Fifth Eye Scores $2.3M for Software to Detect Patient Warning Signs
[Update, 2:02 p.m., see below.] Jen Baird, a serial entrepreneur who has led several Michigan-based healthcare technology startups, is back at it with Fifth Eye, an Ann Arbor, MI-based company developing software that performs analytics on patient data. Investors so far like what they see in the young venture: Fifth Eye has just raised $2.3 million in seed funding from Invest Michigan, the Biosciences Research and Commercialization Center at Western Michigan University, and 33 angel investors.
Fifth Eye’s software is designed to act as an early warning system capable of detecting when a patient might be in serious trouble, based on their electrocardiogram (ECG) data—the bright, squiggly lines bouncing across the screen at a patient’s bedside. The technology alerts medical professionals to impending blood pressure instability, Baird says.

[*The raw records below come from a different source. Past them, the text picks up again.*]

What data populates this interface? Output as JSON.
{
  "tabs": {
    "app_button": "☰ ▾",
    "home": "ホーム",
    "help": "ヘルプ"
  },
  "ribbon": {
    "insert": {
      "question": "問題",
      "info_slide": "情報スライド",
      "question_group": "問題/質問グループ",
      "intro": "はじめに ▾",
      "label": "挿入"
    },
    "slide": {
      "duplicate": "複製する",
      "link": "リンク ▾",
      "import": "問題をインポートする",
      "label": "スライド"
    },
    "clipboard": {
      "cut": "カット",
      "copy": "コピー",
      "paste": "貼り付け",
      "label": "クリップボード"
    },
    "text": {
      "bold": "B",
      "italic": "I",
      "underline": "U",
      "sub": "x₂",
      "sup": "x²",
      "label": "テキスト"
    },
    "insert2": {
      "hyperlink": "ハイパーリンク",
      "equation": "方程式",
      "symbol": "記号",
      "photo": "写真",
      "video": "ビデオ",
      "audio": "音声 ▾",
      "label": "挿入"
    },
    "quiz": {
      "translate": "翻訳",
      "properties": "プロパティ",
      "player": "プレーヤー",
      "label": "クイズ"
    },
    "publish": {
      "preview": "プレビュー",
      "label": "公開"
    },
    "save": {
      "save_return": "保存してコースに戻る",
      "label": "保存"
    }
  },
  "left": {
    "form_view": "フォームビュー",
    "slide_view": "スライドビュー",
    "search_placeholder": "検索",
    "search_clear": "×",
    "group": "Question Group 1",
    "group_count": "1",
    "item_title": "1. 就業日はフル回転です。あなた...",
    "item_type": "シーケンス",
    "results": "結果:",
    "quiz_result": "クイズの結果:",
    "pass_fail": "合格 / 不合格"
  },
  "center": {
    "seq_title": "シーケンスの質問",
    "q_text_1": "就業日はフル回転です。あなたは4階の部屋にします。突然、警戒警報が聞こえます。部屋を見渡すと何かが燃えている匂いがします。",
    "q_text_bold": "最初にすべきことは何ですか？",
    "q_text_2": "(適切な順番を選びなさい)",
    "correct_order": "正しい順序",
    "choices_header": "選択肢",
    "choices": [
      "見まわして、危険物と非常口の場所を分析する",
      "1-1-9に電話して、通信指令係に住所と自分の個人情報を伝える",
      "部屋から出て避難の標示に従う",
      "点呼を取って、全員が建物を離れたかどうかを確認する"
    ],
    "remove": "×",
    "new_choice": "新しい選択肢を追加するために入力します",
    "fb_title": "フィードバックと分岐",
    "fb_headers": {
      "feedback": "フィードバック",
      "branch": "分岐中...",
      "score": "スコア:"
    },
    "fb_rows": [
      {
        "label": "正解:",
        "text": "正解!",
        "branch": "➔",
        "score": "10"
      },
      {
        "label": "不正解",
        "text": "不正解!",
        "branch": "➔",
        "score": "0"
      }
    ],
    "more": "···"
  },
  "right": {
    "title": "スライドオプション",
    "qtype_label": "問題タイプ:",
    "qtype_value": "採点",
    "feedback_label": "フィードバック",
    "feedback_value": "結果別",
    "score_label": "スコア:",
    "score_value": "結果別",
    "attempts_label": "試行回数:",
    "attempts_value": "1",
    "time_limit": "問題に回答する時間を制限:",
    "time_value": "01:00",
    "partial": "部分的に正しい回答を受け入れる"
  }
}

From there, she says doctors could take proactive measures to avoid adverse health events and improve outcomes for patients, thereby (ideally) shortening hospital stays and reducing healthcare costs. Baird says the software would only work on those patients whose ECG data is being monitored—most commonly in emergency rooms, intensive care units, and step-down care units, she adds.
“We take that ECG line and run it through robust analytics,” Baird explains. The process produces a score every two minutes that rates the patient’s stability and potentially enables the early detection of patient distress. “We’re checking to see if the heart is overcompensating. It’s non-invasive, real-time, and continuous,” she says.
When the heart overcompensates for other trouble in the body, the signs are subtle, Baird says, but they have detectable mathematical characteristics, which helps Fifth Eye’s software asses the patient’s condition. The idea for the software came about five years ago at the University of Michigan’s Center for Integrative Research in Critical Care, which received support from university tech transfer programs, in partnership with the Michigan Economic Development Corporation’s Entrepreneur and Innovation initiative, to advance commercialization.
Fifth Eye licensed the technology from U-M, and the company is now working with development partner Menlo Innovations to refine the software, Baird says. The five-person Fifth Eye team includes three researchers who left the university to become full-time employees to help usher the software to market.
“There is so much research being done in Ann Arbor, sometimes the tricky part is finding it,” says Baird, whose past ventures include Accuri Cytometers, which was acquired by Becton, Dickinson and Company in 2011 for $205 million. The research behind Fifth Eye “was kind of hidden, but I was lucky enough to find the team at the right time, and we immediately gelled. What got me excited about the technology was that it was already working, and clinicians were super excited because its capabilities don’t exist in the market.”
There are competing software products out there to alert doctors to an impending patient crash, but Baird says many of those systems rely on vital sign input—think blood pressure and heart rate—rather than the heart’s electrical signals continuously being monitored by ECG machines, which she says is a more predictive measurement. (At least one of Fifth Eye’s competitors, VitalConnect, also uses ECG data, according to its website.) Because Fifth Eye analyzes ECG data, the software can detect trouble hours before it would show up in a reading of vital signs, she maintains. [This paragraph was updated to clarify how Fifth Eye’s technology works.]
“Vital signs are a late indicator because the body is so good at compensating,” she says. “We’re distilling [the patient’s condition] down to a score that says stable or unstable. We don’t offer a specific diagnosis—we say the body is compensating for something, and it’s really serious. It can be caused by a number of things, like sepsis, pneumonia, or a traumatic brain injury.”
Baird says the technology was validated at U-M hospitals in 2017, although no testing data has been shared publicly. Now, the Fifth Eye team is working on getting the FDA to sign off on the software. Baird expects to submit the software package for regulatory clearance within the next few months and perhaps launch the product as soon as late 2019.
“We’re getting a lot of input from clinicians, who are helping to design the interface and test it,” she says. “The fact that so many busy people are volunteering keeps reinforcing that what we’re doing is making a difference.”
Now, armed with the seed funding, we’ll see whether Fifth Eye has what it takes.